→ GOAL OF THE EXERCISE
In the records below, some lines hold the word "create". Copy each of those lines.

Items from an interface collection
[Start of Attachment]

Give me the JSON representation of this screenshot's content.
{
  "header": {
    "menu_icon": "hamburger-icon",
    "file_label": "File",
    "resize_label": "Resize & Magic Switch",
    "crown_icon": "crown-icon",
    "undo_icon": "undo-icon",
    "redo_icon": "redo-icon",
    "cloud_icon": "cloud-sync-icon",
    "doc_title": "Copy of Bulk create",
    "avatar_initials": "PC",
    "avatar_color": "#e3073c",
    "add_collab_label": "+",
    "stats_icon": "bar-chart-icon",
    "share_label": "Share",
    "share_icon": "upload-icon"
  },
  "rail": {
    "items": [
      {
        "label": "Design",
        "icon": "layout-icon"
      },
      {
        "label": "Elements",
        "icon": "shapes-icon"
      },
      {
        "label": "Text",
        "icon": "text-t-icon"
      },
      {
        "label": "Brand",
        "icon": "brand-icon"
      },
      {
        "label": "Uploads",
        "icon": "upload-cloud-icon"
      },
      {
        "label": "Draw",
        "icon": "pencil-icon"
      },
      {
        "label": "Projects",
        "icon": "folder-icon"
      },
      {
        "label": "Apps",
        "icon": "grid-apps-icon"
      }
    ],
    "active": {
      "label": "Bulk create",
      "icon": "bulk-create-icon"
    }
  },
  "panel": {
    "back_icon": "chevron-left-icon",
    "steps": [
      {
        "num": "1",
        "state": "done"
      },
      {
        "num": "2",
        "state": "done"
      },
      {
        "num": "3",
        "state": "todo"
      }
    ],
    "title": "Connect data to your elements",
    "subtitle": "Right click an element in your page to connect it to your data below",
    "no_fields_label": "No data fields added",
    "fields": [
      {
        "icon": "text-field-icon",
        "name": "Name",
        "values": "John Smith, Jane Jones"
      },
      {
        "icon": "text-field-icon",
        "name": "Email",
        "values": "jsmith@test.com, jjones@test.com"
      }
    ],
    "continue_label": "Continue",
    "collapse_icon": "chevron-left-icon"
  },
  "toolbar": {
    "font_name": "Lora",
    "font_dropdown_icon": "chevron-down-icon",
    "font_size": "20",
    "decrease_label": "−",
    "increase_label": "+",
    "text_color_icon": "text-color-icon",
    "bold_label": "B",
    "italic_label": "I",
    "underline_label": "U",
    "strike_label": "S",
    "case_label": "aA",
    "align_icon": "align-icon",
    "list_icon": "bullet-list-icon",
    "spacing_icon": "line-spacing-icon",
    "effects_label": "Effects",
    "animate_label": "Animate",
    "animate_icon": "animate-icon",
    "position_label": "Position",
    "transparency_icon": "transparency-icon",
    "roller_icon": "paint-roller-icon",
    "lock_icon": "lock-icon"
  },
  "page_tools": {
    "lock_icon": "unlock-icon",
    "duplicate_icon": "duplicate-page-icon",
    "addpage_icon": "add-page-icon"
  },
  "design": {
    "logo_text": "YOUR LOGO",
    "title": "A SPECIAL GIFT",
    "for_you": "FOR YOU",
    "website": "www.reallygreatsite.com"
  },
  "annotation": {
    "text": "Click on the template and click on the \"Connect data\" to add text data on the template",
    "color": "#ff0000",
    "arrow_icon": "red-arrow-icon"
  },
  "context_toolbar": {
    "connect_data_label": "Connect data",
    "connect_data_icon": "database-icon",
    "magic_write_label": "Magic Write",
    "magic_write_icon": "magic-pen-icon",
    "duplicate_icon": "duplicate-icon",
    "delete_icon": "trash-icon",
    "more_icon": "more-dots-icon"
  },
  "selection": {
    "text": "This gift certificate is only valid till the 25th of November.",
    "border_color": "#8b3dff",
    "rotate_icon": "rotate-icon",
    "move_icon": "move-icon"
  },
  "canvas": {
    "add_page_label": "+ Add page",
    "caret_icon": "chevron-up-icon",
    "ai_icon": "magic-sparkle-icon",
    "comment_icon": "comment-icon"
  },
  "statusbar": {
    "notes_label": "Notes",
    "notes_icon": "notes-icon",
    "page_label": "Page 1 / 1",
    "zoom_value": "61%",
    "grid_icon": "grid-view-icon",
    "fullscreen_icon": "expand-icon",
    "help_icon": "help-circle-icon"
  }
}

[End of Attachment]

→ RESULT OF THIS EXERCISE
    "doc_title": "Copy of Bulk create",
      "label": "Bulk create",
      "icon": "bulk-create-icon"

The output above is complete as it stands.